Every line below that holds the string "Задание" should be copied.

Stored data:
--
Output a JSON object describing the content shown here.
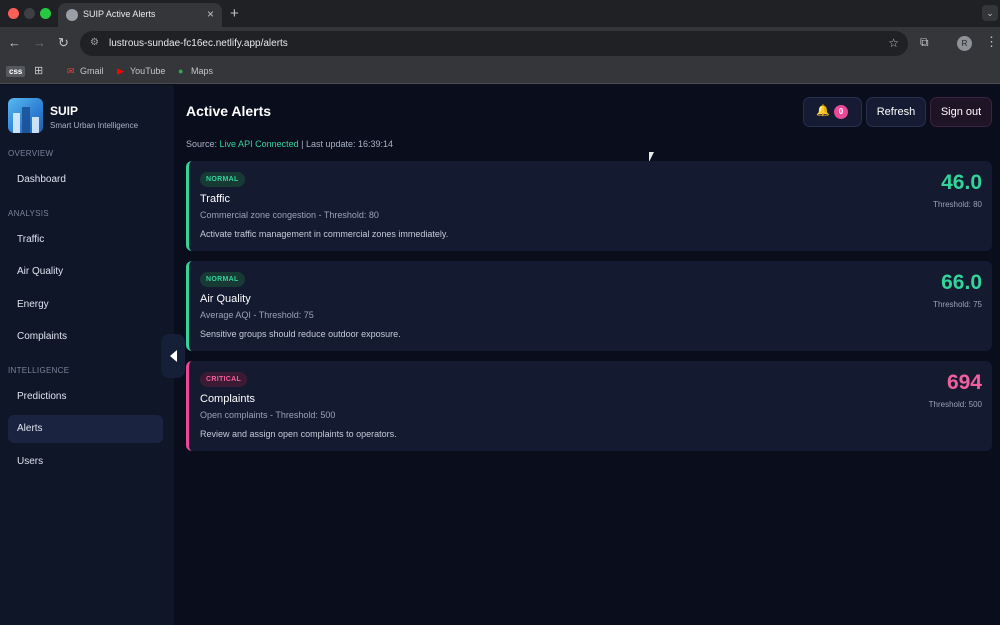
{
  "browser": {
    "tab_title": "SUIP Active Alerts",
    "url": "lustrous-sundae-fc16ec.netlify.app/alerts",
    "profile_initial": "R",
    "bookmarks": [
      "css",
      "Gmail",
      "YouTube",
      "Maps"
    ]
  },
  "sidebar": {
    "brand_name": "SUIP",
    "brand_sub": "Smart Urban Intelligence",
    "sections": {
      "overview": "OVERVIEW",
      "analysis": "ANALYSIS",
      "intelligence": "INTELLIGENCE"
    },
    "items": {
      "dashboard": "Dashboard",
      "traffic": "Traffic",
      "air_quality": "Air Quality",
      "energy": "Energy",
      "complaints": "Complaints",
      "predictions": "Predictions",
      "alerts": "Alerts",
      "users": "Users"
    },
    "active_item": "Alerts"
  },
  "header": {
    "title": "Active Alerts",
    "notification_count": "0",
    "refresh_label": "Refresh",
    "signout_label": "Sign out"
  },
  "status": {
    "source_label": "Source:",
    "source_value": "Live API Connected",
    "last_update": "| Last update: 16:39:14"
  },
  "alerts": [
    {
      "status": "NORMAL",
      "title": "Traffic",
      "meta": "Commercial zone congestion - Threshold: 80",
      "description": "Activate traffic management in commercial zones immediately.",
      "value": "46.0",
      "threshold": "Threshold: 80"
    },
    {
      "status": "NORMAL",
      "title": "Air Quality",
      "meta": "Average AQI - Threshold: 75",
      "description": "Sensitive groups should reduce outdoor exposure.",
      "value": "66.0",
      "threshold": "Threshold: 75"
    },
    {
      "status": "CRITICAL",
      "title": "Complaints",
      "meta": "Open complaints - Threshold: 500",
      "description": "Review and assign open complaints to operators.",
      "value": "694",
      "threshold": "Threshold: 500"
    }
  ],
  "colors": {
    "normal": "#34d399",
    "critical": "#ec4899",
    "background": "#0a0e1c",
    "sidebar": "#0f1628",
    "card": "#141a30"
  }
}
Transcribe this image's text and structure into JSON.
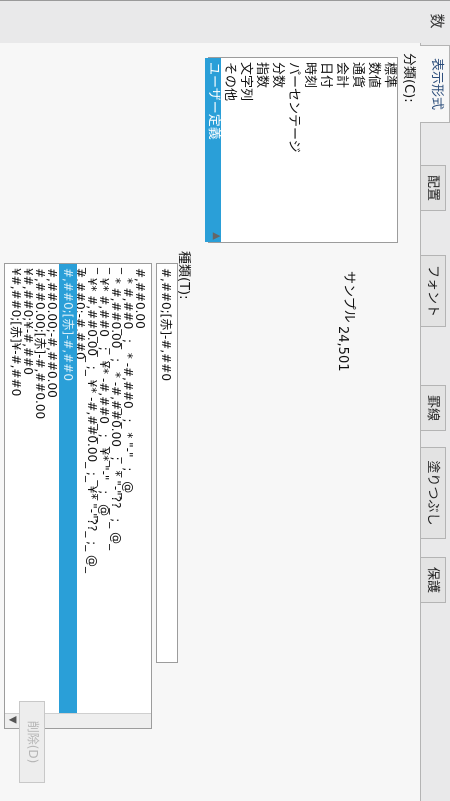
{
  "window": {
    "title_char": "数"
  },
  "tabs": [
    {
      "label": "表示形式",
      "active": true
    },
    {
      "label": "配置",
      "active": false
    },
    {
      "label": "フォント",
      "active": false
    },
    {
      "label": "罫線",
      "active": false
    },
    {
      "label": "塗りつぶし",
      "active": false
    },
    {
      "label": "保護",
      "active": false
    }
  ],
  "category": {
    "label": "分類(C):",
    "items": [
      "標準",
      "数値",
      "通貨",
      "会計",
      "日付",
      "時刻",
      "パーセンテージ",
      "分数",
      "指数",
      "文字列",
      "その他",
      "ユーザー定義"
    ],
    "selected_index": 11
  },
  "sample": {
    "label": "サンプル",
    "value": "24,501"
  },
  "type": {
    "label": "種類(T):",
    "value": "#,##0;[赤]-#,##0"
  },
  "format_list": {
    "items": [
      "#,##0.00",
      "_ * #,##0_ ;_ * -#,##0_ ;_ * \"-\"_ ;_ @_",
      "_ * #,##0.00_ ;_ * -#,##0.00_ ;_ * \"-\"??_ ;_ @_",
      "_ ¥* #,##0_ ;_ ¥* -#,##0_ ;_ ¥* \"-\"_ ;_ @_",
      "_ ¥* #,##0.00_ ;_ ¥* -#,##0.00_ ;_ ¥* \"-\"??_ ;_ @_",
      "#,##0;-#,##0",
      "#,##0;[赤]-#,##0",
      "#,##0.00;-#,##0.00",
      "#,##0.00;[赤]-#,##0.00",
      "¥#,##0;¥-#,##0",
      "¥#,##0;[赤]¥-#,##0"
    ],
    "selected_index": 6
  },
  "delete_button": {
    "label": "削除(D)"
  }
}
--
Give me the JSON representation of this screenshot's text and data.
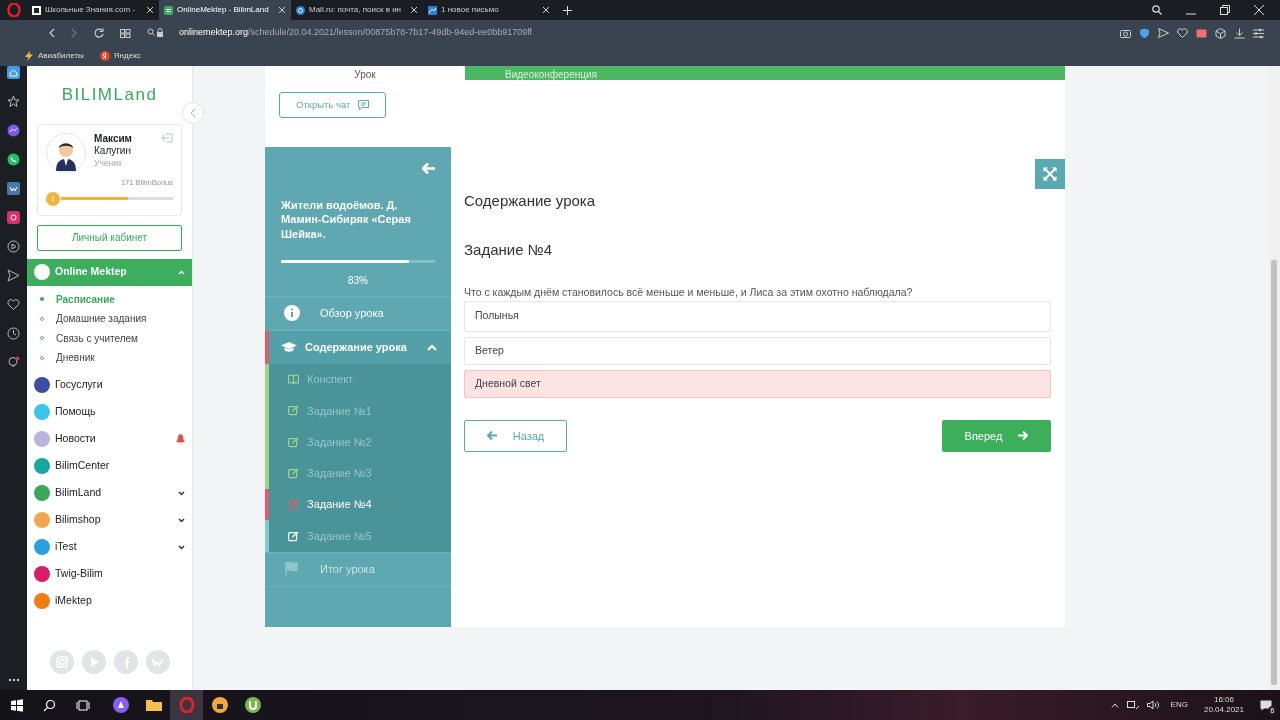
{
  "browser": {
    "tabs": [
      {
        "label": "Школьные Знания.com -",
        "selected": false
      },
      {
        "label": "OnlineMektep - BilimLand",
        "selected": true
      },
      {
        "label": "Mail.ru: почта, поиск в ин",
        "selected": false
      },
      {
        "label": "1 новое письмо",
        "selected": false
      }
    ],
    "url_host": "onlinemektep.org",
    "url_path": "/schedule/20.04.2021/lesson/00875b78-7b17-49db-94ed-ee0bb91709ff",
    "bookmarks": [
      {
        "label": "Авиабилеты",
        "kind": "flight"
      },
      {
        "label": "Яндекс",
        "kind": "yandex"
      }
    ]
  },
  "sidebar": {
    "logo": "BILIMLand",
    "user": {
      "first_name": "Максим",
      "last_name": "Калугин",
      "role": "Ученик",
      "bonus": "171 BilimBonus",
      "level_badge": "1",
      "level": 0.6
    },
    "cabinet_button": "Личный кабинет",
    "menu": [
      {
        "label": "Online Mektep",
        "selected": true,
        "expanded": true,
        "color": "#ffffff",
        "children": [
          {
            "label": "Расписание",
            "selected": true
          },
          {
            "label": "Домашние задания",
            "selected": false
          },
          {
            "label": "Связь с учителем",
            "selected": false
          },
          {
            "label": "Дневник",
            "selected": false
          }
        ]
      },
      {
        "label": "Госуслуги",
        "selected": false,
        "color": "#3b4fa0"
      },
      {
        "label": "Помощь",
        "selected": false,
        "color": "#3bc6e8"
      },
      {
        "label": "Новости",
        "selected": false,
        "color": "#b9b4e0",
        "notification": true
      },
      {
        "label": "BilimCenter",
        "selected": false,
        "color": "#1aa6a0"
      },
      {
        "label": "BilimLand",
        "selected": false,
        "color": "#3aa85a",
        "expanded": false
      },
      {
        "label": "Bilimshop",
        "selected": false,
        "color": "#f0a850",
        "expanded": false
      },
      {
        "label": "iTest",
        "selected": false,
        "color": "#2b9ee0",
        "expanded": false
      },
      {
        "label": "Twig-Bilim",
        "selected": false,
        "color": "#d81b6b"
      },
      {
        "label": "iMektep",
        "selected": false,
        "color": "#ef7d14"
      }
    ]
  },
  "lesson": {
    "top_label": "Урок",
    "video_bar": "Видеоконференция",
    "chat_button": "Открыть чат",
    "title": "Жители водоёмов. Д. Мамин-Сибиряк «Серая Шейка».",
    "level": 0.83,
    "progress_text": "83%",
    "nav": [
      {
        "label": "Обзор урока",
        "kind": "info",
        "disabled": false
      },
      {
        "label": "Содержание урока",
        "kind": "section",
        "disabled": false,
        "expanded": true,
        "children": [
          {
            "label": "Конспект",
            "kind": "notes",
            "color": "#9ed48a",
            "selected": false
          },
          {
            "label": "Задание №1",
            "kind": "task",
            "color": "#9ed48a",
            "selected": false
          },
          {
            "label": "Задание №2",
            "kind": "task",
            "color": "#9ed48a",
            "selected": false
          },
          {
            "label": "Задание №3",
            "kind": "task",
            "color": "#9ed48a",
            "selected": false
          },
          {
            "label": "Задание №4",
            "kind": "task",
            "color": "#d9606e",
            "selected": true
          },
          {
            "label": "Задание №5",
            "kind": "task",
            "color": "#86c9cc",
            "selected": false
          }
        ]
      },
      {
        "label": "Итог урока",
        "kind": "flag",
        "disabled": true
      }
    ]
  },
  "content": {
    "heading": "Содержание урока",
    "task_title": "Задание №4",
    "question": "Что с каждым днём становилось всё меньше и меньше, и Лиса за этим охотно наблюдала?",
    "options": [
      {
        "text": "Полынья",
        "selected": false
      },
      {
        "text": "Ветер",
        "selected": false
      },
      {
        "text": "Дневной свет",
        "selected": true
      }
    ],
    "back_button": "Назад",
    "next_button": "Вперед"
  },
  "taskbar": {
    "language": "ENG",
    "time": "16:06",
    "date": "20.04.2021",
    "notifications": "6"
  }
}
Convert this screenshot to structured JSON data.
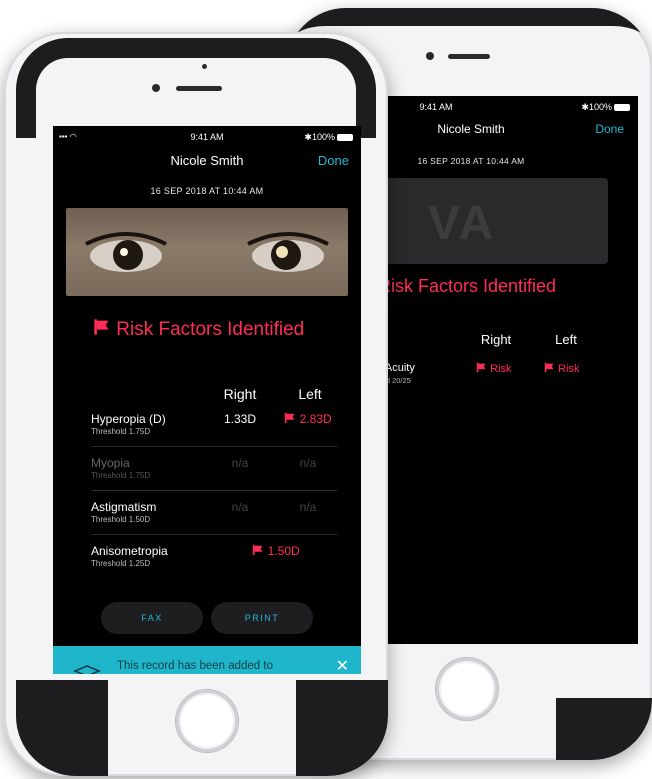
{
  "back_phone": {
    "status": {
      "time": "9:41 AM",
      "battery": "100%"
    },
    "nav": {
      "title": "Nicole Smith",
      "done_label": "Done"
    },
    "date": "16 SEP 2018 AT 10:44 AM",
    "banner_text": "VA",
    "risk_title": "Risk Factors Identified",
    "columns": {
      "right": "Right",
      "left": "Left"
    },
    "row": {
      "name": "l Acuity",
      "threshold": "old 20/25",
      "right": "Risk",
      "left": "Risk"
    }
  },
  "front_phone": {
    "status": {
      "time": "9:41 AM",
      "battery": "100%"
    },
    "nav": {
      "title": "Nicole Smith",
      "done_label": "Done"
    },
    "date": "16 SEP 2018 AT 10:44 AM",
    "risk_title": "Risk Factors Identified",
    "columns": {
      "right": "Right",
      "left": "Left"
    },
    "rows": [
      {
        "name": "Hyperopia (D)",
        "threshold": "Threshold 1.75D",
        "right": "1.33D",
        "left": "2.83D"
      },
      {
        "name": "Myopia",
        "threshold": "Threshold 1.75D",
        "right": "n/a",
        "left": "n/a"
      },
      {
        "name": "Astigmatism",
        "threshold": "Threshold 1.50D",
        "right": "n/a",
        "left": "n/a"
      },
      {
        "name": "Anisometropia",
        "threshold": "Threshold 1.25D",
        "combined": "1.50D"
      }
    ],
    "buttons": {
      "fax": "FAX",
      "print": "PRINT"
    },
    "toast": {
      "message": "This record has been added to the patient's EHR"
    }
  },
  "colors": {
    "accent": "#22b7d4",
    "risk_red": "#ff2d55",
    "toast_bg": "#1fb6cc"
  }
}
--
### Solution for this problem:
            "label": "Задание №1",
            "label": "Задание №2",
            "label": "Задание №3",
            "label": "Задание №4",
            "label": "Задание №5",
    "task_title": "Задание №4",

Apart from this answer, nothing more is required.